When Mel Blount retired after the 1983 season, we would only have to wait four years before another future Hall of Fame would be drafted. Rod Woodson, who wore number twenty-six (26), was selected in the first round of the 1987 draft.

Woodson played the first ten seasons of his Hall of Fame career with us, being selected to seven Pro Bowls and being named All-Pro five times during his time as a Steelers. Woodson was the cornerback that we needed at that time in that he was a 'shut-down' corner and was a legitimate threat as a punt and kick returner.

Woodson was also an incredible athlete as evidenced by the fact that for the last five years of his career, he played safety and was named to one Pro Bowl as a safety. Woodson played seventeen seasons and was elected to the Pro Football Hall of Fame. It is unfortunate that he did not play his entire career for us, but that's how the cookie crumbles, as it were.

A player who did play his entire career with us was Donnie Shell, who wore number thirty-one (31). Shell joined us in 1974 as an undrafted free agent out of South Carolina State. Not only did Shell play fourteen seasons for us, but he made that legendary 1974 team as a free agent. That's impressive.

What's also impressive is the fact that Shell had at least one interception in each of those fourteen seasons. What I remember most about Shell was the ferocity with which he tackled an opponent. Shell was a four-time Super Bowl champ, a five-time Pro Bowler, a three-time All-Pro, and a recent Hall of Fame inductee.
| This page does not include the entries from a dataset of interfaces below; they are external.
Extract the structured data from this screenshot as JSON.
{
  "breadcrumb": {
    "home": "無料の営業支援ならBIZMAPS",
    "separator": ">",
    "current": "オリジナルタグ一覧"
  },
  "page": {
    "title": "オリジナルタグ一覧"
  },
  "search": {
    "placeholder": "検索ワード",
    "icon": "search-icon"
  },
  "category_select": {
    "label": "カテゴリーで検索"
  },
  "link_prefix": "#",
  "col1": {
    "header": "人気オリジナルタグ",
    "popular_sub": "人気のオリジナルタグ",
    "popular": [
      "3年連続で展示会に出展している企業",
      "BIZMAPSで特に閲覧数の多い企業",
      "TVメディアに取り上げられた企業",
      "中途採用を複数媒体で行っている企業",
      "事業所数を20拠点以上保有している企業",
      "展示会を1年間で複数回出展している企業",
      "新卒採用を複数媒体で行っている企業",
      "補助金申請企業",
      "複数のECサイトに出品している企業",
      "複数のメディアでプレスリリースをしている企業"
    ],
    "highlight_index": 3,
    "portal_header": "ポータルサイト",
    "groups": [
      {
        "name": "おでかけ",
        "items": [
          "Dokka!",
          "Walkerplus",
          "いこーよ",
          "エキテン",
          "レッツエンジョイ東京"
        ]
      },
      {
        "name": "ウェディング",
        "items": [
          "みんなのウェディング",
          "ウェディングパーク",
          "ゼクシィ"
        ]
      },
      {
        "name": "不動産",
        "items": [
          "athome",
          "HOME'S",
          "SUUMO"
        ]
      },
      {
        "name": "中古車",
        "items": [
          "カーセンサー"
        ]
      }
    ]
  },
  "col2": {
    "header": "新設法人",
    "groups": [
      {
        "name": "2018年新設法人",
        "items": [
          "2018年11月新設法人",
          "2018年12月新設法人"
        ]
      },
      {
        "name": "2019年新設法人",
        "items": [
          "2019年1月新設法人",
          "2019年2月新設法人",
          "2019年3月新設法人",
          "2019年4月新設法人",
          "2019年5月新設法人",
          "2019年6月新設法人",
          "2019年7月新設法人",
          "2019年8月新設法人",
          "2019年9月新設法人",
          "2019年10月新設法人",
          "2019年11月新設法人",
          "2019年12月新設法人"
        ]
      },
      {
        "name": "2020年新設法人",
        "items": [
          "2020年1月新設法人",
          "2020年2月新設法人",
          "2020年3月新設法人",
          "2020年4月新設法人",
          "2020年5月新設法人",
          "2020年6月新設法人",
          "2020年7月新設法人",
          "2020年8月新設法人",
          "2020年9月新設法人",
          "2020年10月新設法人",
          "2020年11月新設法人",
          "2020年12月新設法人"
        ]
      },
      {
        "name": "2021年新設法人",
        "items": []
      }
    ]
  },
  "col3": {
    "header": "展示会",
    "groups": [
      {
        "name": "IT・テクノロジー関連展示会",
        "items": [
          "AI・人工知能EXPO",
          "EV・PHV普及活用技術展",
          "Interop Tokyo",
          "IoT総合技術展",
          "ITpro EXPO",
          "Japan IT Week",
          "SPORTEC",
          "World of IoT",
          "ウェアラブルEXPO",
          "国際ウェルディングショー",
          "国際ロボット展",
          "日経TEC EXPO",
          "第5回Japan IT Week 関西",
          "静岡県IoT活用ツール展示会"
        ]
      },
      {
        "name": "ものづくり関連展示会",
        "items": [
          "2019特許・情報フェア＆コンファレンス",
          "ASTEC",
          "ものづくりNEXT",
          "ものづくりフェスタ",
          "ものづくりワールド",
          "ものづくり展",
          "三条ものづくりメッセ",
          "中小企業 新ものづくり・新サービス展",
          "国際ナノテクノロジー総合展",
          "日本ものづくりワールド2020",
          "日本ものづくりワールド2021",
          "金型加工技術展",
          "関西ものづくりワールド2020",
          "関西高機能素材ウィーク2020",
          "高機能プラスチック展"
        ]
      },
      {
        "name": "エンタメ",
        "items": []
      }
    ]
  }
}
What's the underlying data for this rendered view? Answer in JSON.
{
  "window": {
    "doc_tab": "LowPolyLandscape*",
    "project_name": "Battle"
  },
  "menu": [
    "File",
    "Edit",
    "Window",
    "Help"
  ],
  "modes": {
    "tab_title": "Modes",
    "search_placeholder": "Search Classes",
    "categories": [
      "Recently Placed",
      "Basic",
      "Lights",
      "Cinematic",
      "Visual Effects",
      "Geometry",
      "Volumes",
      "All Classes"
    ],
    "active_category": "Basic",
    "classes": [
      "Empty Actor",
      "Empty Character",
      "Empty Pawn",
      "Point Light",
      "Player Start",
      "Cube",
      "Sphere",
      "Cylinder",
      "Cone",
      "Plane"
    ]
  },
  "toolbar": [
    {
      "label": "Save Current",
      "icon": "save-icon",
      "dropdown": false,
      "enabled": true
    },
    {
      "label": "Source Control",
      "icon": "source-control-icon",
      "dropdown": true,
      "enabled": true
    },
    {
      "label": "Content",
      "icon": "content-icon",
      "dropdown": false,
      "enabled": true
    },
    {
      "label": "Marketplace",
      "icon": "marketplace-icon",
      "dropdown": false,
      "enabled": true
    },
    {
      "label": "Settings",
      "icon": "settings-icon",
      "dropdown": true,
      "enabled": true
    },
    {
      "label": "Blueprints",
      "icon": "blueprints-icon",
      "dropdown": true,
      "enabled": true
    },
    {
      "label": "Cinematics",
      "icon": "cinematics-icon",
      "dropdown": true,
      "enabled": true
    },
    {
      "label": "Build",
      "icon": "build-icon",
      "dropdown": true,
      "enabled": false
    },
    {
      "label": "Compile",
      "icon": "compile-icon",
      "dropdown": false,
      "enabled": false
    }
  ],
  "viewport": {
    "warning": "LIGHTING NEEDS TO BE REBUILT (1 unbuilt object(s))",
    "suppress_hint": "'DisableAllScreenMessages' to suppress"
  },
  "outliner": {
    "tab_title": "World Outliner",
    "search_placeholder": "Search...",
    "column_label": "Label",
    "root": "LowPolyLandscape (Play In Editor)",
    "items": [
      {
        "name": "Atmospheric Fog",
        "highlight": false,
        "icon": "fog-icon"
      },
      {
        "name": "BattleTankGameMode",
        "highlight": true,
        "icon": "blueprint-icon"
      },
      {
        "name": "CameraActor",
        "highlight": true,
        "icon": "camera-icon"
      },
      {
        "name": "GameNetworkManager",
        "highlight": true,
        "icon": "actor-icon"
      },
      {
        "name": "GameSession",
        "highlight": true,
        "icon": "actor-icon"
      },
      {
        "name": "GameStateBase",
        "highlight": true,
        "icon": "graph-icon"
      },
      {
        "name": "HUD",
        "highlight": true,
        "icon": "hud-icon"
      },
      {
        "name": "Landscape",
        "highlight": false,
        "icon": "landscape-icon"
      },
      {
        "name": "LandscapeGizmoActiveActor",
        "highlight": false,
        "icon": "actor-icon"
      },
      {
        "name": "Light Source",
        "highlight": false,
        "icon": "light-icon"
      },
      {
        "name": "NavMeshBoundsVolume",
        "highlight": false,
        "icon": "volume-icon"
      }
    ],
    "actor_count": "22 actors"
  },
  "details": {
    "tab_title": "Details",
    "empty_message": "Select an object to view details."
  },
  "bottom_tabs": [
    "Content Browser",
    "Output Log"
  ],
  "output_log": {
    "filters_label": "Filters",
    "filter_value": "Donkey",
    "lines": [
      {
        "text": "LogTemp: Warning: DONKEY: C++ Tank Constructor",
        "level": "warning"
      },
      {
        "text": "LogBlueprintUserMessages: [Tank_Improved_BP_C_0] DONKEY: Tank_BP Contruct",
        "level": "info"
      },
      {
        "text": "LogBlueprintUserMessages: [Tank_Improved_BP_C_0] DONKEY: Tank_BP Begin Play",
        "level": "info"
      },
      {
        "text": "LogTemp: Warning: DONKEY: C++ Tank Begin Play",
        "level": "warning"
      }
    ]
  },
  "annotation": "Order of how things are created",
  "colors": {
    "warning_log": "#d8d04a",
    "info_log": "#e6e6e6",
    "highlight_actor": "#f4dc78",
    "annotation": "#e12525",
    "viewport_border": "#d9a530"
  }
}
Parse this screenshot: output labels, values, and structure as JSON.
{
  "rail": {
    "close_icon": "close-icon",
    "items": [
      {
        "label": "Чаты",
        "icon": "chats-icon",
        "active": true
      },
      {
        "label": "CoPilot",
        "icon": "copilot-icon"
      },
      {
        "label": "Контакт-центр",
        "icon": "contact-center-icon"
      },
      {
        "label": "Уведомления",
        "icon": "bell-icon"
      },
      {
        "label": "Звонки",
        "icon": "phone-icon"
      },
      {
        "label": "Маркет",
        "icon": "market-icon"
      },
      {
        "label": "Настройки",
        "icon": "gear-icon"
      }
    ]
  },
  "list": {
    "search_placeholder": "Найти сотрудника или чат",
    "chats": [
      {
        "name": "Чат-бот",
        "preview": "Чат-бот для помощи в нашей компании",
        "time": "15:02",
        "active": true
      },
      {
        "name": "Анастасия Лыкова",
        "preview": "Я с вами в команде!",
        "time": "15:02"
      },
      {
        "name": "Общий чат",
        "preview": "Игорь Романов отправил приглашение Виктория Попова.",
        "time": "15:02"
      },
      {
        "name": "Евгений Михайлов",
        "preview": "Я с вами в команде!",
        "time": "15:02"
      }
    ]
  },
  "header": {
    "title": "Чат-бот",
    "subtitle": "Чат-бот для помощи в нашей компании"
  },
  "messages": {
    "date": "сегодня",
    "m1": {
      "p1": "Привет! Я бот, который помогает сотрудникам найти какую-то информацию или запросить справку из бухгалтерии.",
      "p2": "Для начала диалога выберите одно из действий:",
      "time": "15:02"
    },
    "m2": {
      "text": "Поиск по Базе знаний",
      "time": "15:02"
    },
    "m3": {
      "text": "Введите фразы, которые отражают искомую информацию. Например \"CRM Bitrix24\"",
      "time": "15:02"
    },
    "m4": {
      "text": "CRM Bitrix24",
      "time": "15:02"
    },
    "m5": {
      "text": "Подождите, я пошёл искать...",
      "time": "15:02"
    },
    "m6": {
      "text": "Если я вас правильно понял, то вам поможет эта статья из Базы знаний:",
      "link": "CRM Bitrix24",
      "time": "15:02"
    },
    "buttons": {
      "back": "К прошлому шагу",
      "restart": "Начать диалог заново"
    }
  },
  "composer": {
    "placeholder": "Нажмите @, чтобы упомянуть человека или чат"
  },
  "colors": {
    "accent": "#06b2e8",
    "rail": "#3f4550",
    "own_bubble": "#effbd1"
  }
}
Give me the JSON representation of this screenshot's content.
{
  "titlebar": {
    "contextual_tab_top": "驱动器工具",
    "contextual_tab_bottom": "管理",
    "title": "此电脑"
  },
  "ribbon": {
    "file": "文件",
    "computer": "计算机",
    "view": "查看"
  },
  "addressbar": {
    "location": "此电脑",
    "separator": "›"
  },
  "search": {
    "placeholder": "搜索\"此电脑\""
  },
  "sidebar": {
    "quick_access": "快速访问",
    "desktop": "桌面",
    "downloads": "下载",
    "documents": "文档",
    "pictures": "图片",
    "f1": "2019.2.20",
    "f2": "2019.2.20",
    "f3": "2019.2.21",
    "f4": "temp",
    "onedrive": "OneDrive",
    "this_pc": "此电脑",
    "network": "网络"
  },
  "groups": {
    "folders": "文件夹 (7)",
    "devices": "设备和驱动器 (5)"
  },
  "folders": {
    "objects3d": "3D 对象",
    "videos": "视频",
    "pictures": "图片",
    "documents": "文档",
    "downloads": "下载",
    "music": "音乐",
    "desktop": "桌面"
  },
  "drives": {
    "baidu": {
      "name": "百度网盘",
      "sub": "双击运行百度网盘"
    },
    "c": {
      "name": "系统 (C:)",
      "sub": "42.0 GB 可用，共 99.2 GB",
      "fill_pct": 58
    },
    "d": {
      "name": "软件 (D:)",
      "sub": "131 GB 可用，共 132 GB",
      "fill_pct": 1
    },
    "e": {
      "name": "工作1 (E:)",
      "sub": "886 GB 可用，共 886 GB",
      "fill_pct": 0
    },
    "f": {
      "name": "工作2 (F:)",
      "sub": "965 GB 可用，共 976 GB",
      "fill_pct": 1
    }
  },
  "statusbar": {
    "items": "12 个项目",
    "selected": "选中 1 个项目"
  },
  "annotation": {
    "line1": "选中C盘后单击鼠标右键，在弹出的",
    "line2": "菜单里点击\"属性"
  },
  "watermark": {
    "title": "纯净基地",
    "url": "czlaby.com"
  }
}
Let's see who else on the defensive side of the ball should have their numbers unofficially retired.